In 1868 heated rumors concerning the missionaries filled the streets of Yangzhou. Offensive posters covered city walls. An angry mob began to form outside the gates of the house in Yangzhou, and the numbers grew from eight to ten thousand in a few days. When they could contain it no longer, the mob rioted and swarmed the house. After looting, wrecking and attempting to burn the house, the mob left, and the missionaries suffered only injuries, no deaths.
In the following year Hudson lost his dear wife, Maria, to cholera. This took a great deal of strength, but he accepted what happened as an obstacle from God. In 1871 Hudson was advised to take a break in England, where he became further acquainted with an old friend, Jennie Faulding. While in England Hudson and Jennie were married. Hudson strenuously worked while in England giving speeches and seeking eighteen more missionaries for China.
For over twenty more years he remained in China. His work expanded immensely as he plotted out specific plans for the evangelization of the country. Many of the missionaries he had worked alongside perished from illnesses.
The worst tragedy China Inland Mission would see was the Boxer Rebellion. CIM lost fifty-eight adults and twenty-one children in the horror of the Boxer Rebellion. The CIM suffered loss more than any other mission work in China at that time. Hudson paid a great price with his health because of his work there. The severe weather and foreign diseases had worn him out. Hudson Taylor worked in service to his Lord for many years in China, beginning one the largest and most successful evangelizing organizations in China.
After a total breakdown and swift decline in health, Hudson retired with Jennie in Switzerland. Even in retirement he was well known in his area for his simple kindness and generosity. In 1905 Hudson Taylor returned to China for the last time. He died suddenly while reading on June 3rd, 1905, two years after his wife Jennie had died of cancer. Hudson was buried next to his first wife, Maria, in Zhenjiang next to the Yangtze River.
Hudson Taylor had accomplished bringing over 800 missionaries to China and began up to 125 schools. This work consequently converted 18,000 Chinese citizens, and the number continues to grow. China Inland Mission, now known as OMF International, carries on the work Hudson began to this day and proudly upholds the standards he valued.

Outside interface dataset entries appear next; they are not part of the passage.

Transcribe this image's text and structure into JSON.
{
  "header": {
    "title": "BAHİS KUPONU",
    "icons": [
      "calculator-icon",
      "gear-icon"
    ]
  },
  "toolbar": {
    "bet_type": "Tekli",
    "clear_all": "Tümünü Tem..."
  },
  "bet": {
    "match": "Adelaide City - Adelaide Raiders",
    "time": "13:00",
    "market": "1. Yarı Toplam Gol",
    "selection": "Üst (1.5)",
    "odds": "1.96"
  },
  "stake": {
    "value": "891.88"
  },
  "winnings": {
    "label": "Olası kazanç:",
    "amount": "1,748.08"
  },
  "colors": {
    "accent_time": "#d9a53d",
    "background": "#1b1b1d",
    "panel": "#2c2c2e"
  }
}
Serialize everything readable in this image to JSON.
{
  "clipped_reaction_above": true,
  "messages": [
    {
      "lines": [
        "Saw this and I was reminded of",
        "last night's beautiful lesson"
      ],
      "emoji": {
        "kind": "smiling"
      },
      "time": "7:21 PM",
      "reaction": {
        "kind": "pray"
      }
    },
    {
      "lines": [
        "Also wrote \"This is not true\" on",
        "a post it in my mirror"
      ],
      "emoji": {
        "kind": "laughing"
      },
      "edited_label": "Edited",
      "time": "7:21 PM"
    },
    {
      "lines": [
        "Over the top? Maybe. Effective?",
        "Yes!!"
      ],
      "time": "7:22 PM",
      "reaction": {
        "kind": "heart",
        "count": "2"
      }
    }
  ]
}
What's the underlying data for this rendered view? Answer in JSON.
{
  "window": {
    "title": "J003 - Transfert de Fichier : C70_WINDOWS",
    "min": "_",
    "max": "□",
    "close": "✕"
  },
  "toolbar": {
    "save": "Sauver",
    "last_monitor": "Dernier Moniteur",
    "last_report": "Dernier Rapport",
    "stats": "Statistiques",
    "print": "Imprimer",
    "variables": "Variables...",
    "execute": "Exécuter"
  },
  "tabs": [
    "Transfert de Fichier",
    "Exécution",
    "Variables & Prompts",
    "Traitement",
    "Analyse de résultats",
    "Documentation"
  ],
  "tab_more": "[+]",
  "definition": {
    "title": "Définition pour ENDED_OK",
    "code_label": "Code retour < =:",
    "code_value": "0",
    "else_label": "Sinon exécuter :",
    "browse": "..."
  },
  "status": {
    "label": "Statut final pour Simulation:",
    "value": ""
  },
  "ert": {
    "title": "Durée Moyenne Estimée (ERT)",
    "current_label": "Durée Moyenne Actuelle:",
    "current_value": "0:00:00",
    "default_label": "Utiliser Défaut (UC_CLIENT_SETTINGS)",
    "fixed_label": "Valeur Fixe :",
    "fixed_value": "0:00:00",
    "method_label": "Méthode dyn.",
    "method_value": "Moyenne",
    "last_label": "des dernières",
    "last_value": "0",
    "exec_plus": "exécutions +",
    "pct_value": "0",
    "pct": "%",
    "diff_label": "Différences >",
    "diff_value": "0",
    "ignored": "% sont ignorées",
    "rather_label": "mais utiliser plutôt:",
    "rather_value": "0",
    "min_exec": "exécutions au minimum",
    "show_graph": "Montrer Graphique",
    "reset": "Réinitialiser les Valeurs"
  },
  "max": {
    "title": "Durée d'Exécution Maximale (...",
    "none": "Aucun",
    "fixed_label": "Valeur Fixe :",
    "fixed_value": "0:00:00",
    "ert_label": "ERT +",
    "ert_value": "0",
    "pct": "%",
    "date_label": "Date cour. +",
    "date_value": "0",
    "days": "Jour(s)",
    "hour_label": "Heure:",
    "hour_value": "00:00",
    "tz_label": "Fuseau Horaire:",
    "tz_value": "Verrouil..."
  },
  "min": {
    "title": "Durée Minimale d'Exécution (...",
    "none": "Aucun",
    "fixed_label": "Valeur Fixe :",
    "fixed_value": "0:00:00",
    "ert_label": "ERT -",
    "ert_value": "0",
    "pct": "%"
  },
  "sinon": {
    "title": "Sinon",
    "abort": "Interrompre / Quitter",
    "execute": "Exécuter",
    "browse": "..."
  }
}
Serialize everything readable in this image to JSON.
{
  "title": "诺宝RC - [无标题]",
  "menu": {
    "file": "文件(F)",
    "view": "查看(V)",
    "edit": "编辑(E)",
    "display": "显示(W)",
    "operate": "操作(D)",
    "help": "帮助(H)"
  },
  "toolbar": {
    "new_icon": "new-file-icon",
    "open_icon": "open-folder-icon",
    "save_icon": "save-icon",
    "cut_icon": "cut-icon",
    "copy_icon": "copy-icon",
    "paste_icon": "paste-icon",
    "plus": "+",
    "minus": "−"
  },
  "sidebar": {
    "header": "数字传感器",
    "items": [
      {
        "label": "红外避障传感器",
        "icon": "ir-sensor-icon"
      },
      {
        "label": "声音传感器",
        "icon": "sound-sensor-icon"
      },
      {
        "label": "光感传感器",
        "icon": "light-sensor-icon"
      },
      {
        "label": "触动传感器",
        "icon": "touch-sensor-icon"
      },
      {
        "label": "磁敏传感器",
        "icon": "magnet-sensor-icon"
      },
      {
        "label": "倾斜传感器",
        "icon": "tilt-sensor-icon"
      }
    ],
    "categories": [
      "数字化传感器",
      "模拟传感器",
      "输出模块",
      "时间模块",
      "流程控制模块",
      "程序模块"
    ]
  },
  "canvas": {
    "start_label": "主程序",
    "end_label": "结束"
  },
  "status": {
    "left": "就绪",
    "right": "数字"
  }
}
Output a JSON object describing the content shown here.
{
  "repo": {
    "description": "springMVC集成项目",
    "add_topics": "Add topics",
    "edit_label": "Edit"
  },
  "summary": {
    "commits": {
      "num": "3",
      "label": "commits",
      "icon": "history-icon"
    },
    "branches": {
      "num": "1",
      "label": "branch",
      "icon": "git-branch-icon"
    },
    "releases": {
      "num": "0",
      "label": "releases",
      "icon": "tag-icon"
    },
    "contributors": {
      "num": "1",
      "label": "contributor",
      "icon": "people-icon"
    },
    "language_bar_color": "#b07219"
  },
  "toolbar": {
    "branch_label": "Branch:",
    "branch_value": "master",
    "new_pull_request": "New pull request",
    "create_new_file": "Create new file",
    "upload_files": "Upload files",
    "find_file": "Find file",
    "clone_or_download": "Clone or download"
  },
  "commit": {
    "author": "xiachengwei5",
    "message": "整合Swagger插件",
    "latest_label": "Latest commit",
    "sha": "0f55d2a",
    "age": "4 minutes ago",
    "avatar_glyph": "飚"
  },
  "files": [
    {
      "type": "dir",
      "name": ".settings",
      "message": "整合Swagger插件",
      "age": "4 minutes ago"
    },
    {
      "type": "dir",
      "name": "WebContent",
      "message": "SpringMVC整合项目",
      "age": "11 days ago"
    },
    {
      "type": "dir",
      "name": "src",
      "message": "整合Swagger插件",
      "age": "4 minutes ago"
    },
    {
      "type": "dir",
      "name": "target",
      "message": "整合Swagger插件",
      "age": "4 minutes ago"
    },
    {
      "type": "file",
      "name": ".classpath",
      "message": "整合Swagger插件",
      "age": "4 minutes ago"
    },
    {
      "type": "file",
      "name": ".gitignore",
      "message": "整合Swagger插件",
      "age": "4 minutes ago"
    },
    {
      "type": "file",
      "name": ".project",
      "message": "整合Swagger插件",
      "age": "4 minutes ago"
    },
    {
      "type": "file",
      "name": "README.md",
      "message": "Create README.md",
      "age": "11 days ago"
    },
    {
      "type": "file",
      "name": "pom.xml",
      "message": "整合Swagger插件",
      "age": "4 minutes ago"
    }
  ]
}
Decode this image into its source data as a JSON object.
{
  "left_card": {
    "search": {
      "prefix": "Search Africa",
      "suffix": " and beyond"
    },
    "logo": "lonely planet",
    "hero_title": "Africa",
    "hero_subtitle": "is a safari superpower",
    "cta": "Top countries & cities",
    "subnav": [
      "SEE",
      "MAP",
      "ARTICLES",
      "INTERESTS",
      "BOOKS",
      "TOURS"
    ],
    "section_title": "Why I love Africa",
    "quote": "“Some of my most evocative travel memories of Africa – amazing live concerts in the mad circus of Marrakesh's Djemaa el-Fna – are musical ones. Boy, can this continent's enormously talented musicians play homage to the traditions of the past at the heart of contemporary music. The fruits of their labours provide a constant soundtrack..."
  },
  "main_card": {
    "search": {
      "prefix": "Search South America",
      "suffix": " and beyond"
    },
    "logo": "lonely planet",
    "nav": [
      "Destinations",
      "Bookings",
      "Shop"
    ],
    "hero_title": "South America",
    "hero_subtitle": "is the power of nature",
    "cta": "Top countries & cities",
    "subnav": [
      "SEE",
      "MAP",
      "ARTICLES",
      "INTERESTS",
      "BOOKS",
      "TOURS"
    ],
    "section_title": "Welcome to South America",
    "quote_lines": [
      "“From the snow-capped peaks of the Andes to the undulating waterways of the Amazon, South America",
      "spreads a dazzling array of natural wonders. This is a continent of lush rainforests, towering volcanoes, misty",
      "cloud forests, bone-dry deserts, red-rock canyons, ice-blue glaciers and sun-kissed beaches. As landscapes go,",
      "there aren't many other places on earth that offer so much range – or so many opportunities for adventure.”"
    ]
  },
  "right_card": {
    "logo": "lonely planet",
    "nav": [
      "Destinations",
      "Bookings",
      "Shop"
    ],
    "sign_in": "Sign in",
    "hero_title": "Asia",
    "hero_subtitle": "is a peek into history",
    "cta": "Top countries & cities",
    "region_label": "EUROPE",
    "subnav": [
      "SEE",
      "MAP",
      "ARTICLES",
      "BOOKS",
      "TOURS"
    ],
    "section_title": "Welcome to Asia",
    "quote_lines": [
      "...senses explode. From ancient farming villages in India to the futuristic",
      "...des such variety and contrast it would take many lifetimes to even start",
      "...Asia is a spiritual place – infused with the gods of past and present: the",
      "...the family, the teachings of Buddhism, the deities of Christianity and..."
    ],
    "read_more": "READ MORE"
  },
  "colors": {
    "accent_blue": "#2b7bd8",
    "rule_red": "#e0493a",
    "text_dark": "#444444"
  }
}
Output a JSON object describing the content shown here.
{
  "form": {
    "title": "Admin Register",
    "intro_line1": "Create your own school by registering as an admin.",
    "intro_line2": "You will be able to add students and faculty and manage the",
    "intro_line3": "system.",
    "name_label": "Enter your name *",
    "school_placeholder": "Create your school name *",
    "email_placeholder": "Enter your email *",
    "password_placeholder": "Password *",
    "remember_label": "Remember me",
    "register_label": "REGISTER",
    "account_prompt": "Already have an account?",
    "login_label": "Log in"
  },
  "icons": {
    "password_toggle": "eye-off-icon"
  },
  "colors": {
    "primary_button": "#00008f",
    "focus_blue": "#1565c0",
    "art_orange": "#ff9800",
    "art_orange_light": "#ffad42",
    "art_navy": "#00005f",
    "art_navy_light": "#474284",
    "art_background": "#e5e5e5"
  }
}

Only by the grace of God would a man risk and lose so much for God's will on earth. Hudson often said he wished to be an example of what great things God can do through very small people.
There is no doubt that is exactly what Hudson Taylor was.